Hale lobbied to establish Thanksgiving as an annual national holiday, arguing that it would help unify the country and strengthen family bonds. The Martha Stewart of her day and editor of a prominent women’s magazine, Hale was especially interested in the role of the Thanksgiving hostess. She wrote in Godey’s Lady’s Book: “It is the peculiar happiness of Thanksgiving Day that nothing political mingles in its observance. It is in its very nature a religious and domestic holiday. It belongs to the altar and the hearth, at which woman should ever be present; and the women of our country should take this day under their peculiar charge, and sanctify it to acts of piety, charity, and domestic love.”
In 1863, President Lincoln designated the last Thursday of November as the national day of Thanksgiving. He tends to get credit for the holiday, but Hale did the work to make it happen — just as Grandfather may ceremonially carve the turkey that Grandmother cooked.
Our Thanksgiving celebrations continue to emphasize our hosts, along with earlier generations and the power of tradition. We cook recipes that have been passed down. We may spread a tablecloth embroidered by a great-great-grandmother and set out heirloom silverware. We reserve the places of honor at the table for the patriarch and matriarch. Children, meanwhile, may be seated at a table of their own, away from the action. Graduating to the main table is a rite of passage.

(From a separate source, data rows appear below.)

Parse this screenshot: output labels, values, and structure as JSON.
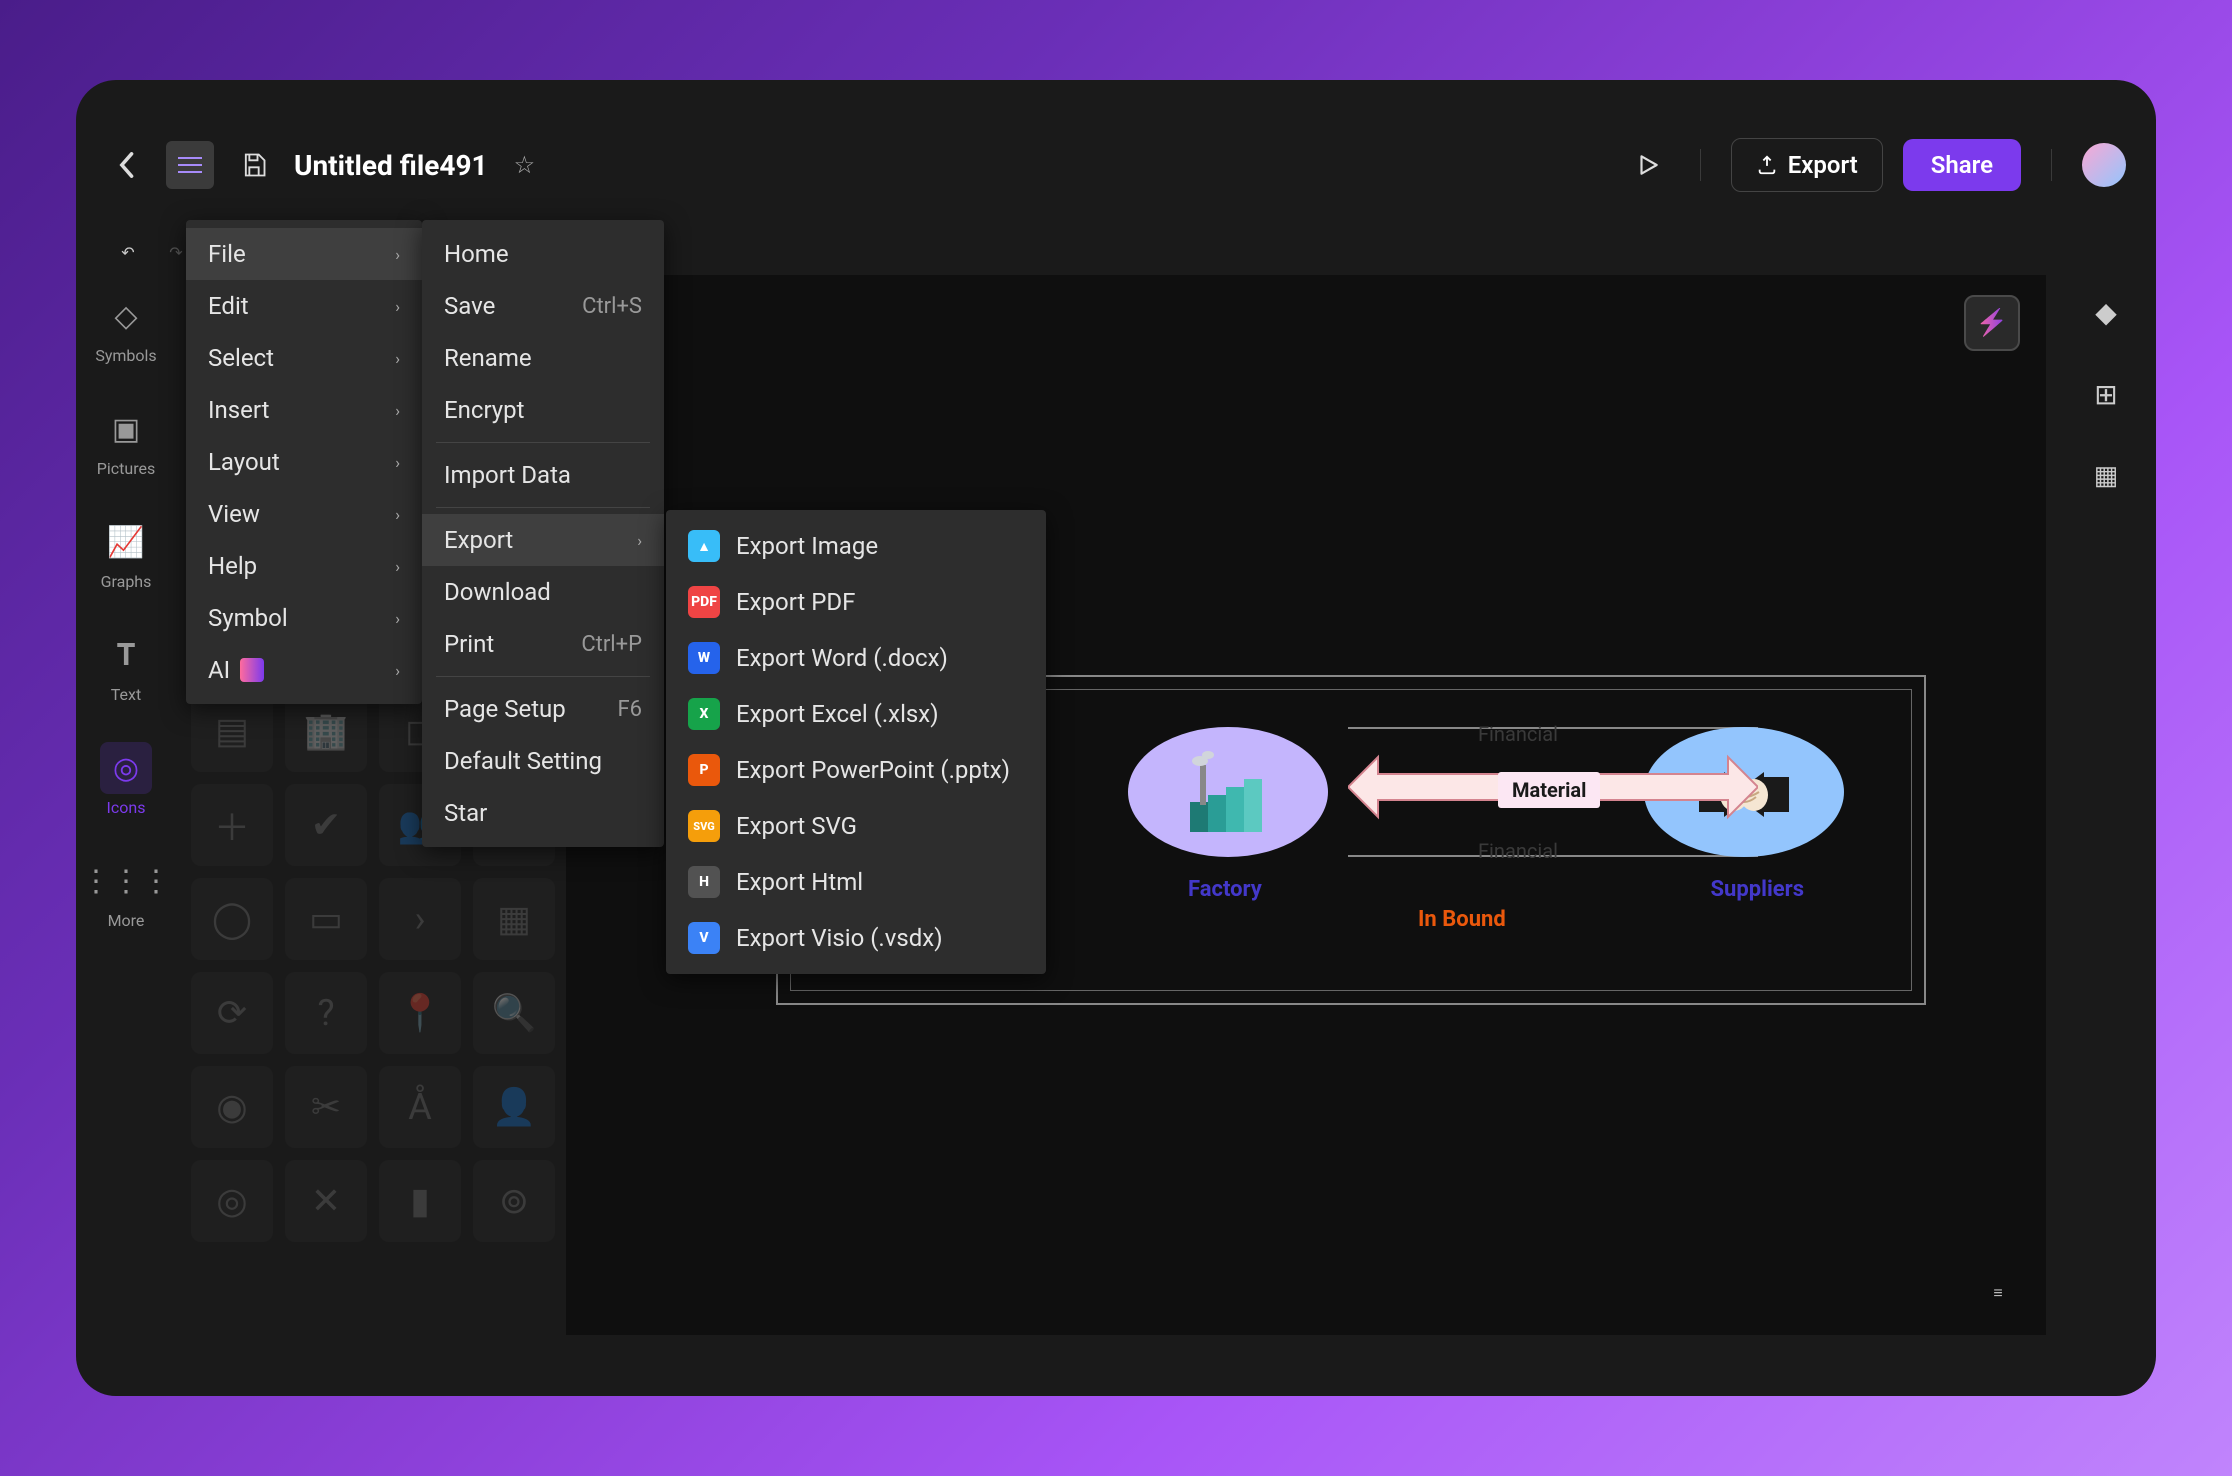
{
  "header": {
    "document_title": "Untitled file491",
    "export_label": "Export",
    "share_label": "Share"
  },
  "left_rail": {
    "items": [
      {
        "label": "Symbols"
      },
      {
        "label": "Pictures"
      },
      {
        "label": "Graphs"
      },
      {
        "label": "Text"
      },
      {
        "label": "Icons"
      },
      {
        "label": "More"
      }
    ]
  },
  "main_menu": {
    "items": [
      "File",
      "Edit",
      "Select",
      "Insert",
      "Layout",
      "View",
      "Help",
      "Symbol",
      "AI"
    ]
  },
  "file_menu": {
    "home": "Home",
    "save": "Save",
    "save_sc": "Ctrl+S",
    "rename": "Rename",
    "encrypt": "Encrypt",
    "import": "Import Data",
    "export": "Export",
    "download": "Download",
    "print": "Print",
    "print_sc": "Ctrl+P",
    "page_setup": "Page Setup",
    "page_setup_sc": "F6",
    "default_setting": "Default Setting",
    "star": "Star"
  },
  "export_menu": {
    "items": [
      {
        "badge": "IMG",
        "label": "Export Image",
        "cls": "bg-img"
      },
      {
        "badge": "PDF",
        "label": "Export PDF",
        "cls": "bg-pdf"
      },
      {
        "badge": "W",
        "label": "Export Word (.docx)",
        "cls": "bg-word"
      },
      {
        "badge": "X",
        "label": "Export Excel (.xlsx)",
        "cls": "bg-xls"
      },
      {
        "badge": "P",
        "label": "Export PowerPoint (.pptx)",
        "cls": "bg-ppt"
      },
      {
        "badge": "SVG",
        "label": "Export SVG",
        "cls": "bg-svg"
      },
      {
        "badge": "H",
        "label": "Export Html",
        "cls": "bg-html"
      },
      {
        "badge": "V",
        "label": "Export Visio (.vsdx)",
        "cls": "bg-vis"
      }
    ]
  },
  "diagram": {
    "factory_label": "Factory",
    "suppliers_label": "Suppliers",
    "material_label": "Material",
    "inbound_label": "In Bound",
    "financial_label": "Financial"
  }
}
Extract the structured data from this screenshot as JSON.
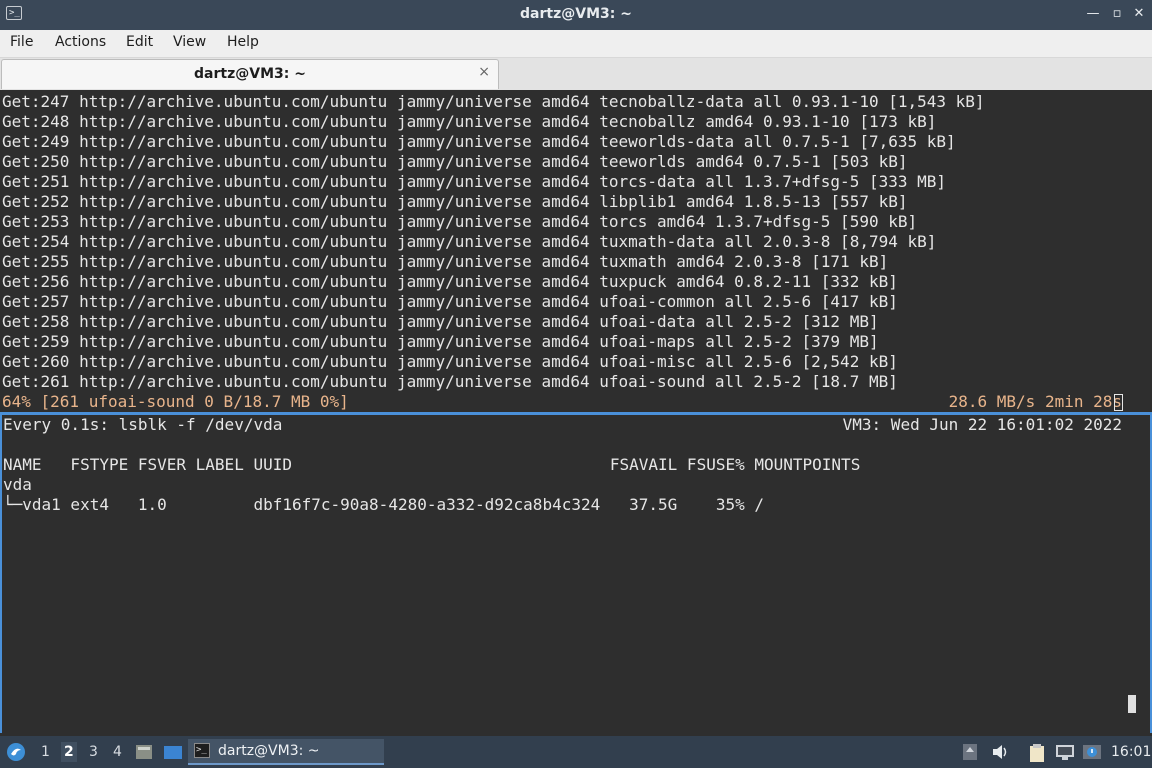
{
  "window": {
    "title": "dartz@VM3: ~",
    "controls": [
      "—",
      "▫",
      "✕"
    ]
  },
  "menu": [
    "File",
    "Actions",
    "Edit",
    "View",
    "Help"
  ],
  "tab": {
    "label": "dartz@VM3: ~",
    "close": "×"
  },
  "top_pane": {
    "lines": [
      "Get:247 http://archive.ubuntu.com/ubuntu jammy/universe amd64 tecnoballz-data all 0.93.1-10 [1,543 kB]",
      "Get:248 http://archive.ubuntu.com/ubuntu jammy/universe amd64 tecnoballz amd64 0.93.1-10 [173 kB]",
      "Get:249 http://archive.ubuntu.com/ubuntu jammy/universe amd64 teeworlds-data all 0.7.5-1 [7,635 kB]",
      "Get:250 http://archive.ubuntu.com/ubuntu jammy/universe amd64 teeworlds amd64 0.7.5-1 [503 kB]",
      "Get:251 http://archive.ubuntu.com/ubuntu jammy/universe amd64 torcs-data all 1.3.7+dfsg-5 [333 MB]",
      "Get:252 http://archive.ubuntu.com/ubuntu jammy/universe amd64 libplib1 amd64 1.8.5-13 [557 kB]",
      "Get:253 http://archive.ubuntu.com/ubuntu jammy/universe amd64 torcs amd64 1.3.7+dfsg-5 [590 kB]",
      "Get:254 http://archive.ubuntu.com/ubuntu jammy/universe amd64 tuxmath-data all 2.0.3-8 [8,794 kB]",
      "Get:255 http://archive.ubuntu.com/ubuntu jammy/universe amd64 tuxmath amd64 2.0.3-8 [171 kB]",
      "Get:256 http://archive.ubuntu.com/ubuntu jammy/universe amd64 tuxpuck amd64 0.8.2-11 [332 kB]",
      "Get:257 http://archive.ubuntu.com/ubuntu jammy/universe amd64 ufoai-common all 2.5-6 [417 kB]",
      "Get:258 http://archive.ubuntu.com/ubuntu jammy/universe amd64 ufoai-data all 2.5-2 [312 MB]",
      "Get:259 http://archive.ubuntu.com/ubuntu jammy/universe amd64 ufoai-maps all 2.5-2 [379 MB]",
      "Get:260 http://archive.ubuntu.com/ubuntu jammy/universe amd64 ufoai-misc all 2.5-6 [2,542 kB]",
      "Get:261 http://archive.ubuntu.com/ubuntu jammy/universe amd64 ufoai-sound all 2.5-2 [18.7 MB]"
    ],
    "status_left": "64% [261 ufoai-sound 0 B/18.7 MB 0%]",
    "status_right": "28.6 MB/s 2min 28s"
  },
  "bottom_pane": {
    "watch_header_left": "Every 0.1s: lsblk -f /dev/vda",
    "watch_header_right": "VM3: Wed Jun 22 16:01:02 2022",
    "table_header": "NAME   FSTYPE FSVER LABEL UUID                                 FSAVAIL FSUSE% MOUNTPOINTS",
    "rows": [
      "vda",
      "└─vda1 ext4   1.0         dbf16f7c-90a8-4280-a332-d92ca8b4c324   37.5G    35% /"
    ]
  },
  "taskbar": {
    "workspaces": [
      "1",
      "2",
      "3",
      "4"
    ],
    "active_workspace": "2",
    "task_label": "dartz@VM3: ~",
    "clock": "16:01"
  }
}
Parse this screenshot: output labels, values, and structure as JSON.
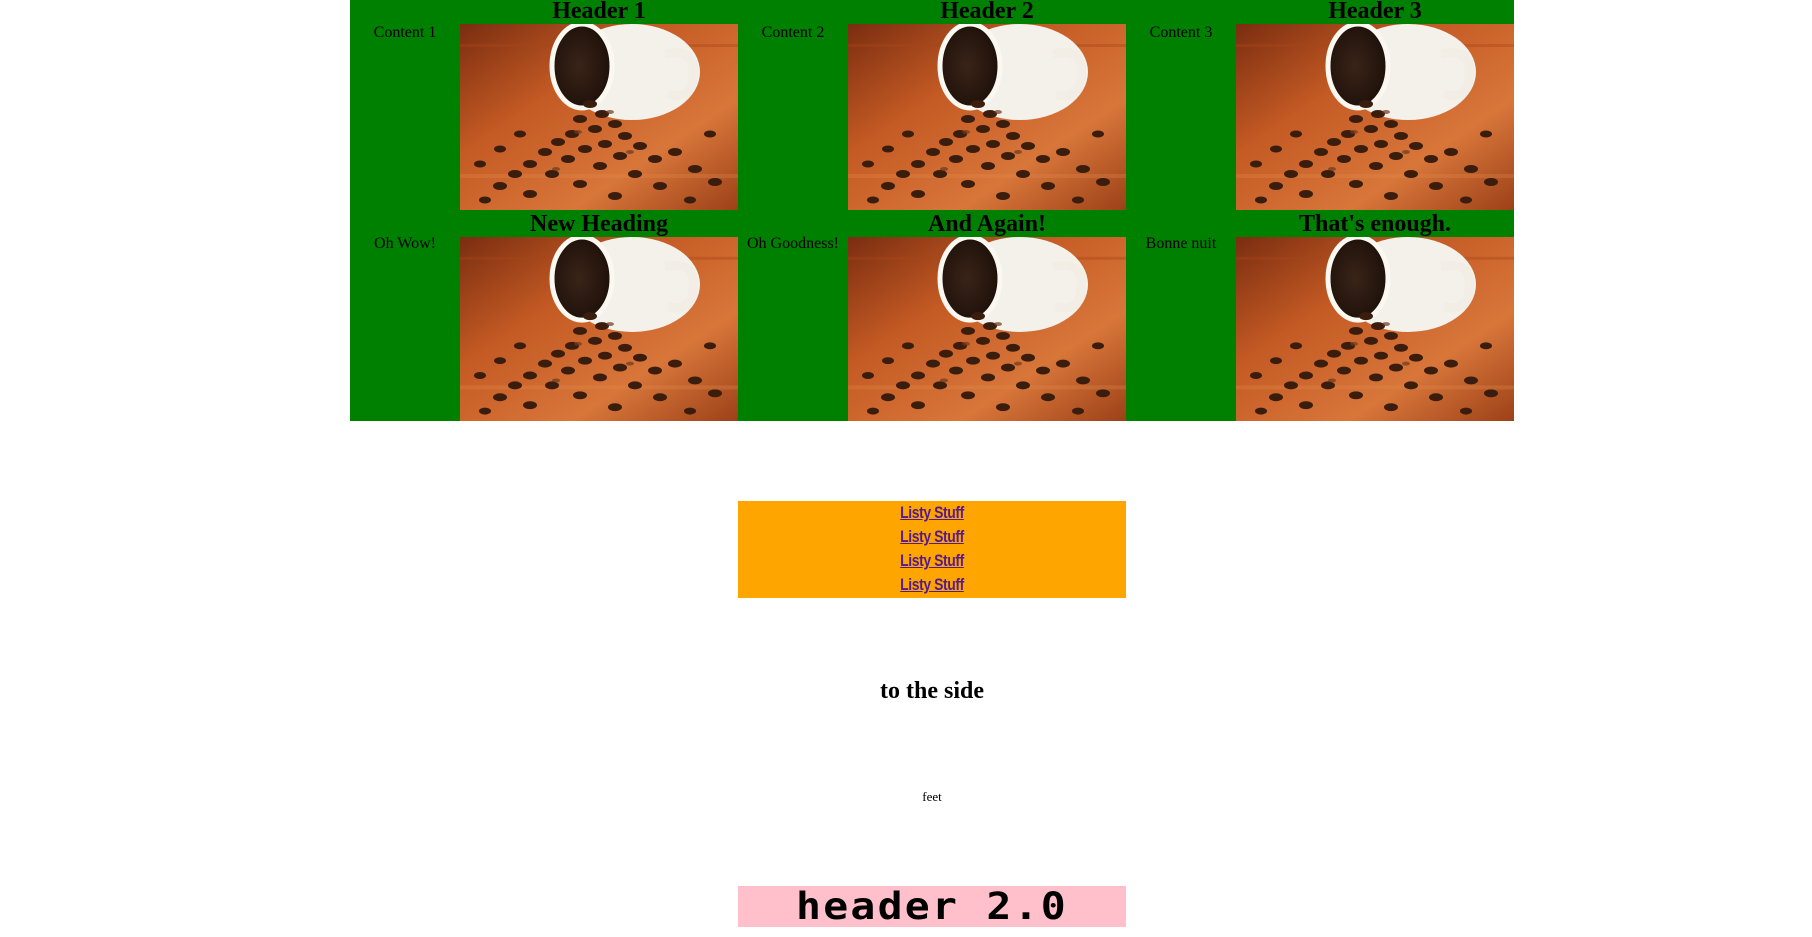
{
  "grid": {
    "rows": [
      [
        {
          "heading": "Header 1",
          "content": "Content 1"
        },
        {
          "heading": "Header 2",
          "content": "Content 2"
        },
        {
          "heading": "Header 3",
          "content": "Content 3"
        }
      ],
      [
        {
          "heading": "New Heading",
          "content": "Oh Wow!"
        },
        {
          "heading": "And Again!",
          "content": "Oh Goodness!"
        },
        {
          "heading": "That's enough.",
          "content": "Bonne nuit"
        }
      ]
    ]
  },
  "list": {
    "items": [
      "Listy Stuff",
      "Listy Stuff",
      "Listy Stuff",
      "Listy Stuff"
    ]
  },
  "side_heading": "to the side",
  "footer_text": "feet",
  "header2": "header 2.0",
  "colors": {
    "grid_bg": "#008000",
    "list_bg": "#ffa500",
    "link": "#551a8b",
    "header2_bg": "#ffc0cb"
  }
}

Of course, not every Thanksgiving meal looks like a Norman Rockwell painting. And traditions respond to circumstance. Generational changes, blended families, scattered relatives and health issues can make it difficult to bring everyone together, or unrealistic to rely on Grandma and Grandpa as hosts. And there are the stresses of the holiday: all the cooking, all the cleaning, the headaches of travel and the peculiar chemistries of extended family members gathered in one place.
One could see in Thanksgiving rituals the reenactment of essentially sexist, as well as racist and colonialist, histories. Yet even so, the day tends to be calmer than the gift-giving frenzy to follow in December, and all the candy-colored, children-centered customs of Halloween, Valentine’s Day and Easter.
The adult focus of Thanksgiving has also helped it resist consumerism. An industry executive once told me that all attempts to market a cute Thanksgiving turkey as an embodiment of the holiday have failed. Yes, Black Friday sales have made their incursions, and countdown clocks are ticking as I write. I’ve never liked the idea of Black Friday. Native Americans have declared Thanksgiving a National Day of Mourning, and, in that context, even the name Black Friday is offensive. But this year there’s been welcome pushback. Major retailers including Costco, GameStop and Nordstrom are staying closed on Thursday. Some stores are instead offering deals earlier in the week, and Cyber Monday sales are becoming a bigger deal.
And so Thanksgiving remains a day to be savored, especially by adults. We want to impress its meaning upon our children. We want to teach them to say thank you, to appreciate what they have and to be generous toward those who have less. But being thankful is really a grown-up value. Only as we grow older does our appreciation deepen. We come to understand Thanksgiving as a holiday honoring age and the hard-earned wisdom that comes with it.
Jack Santino is a folklorist at Bowling Green (Ohio) State University.
Special to The Washington Post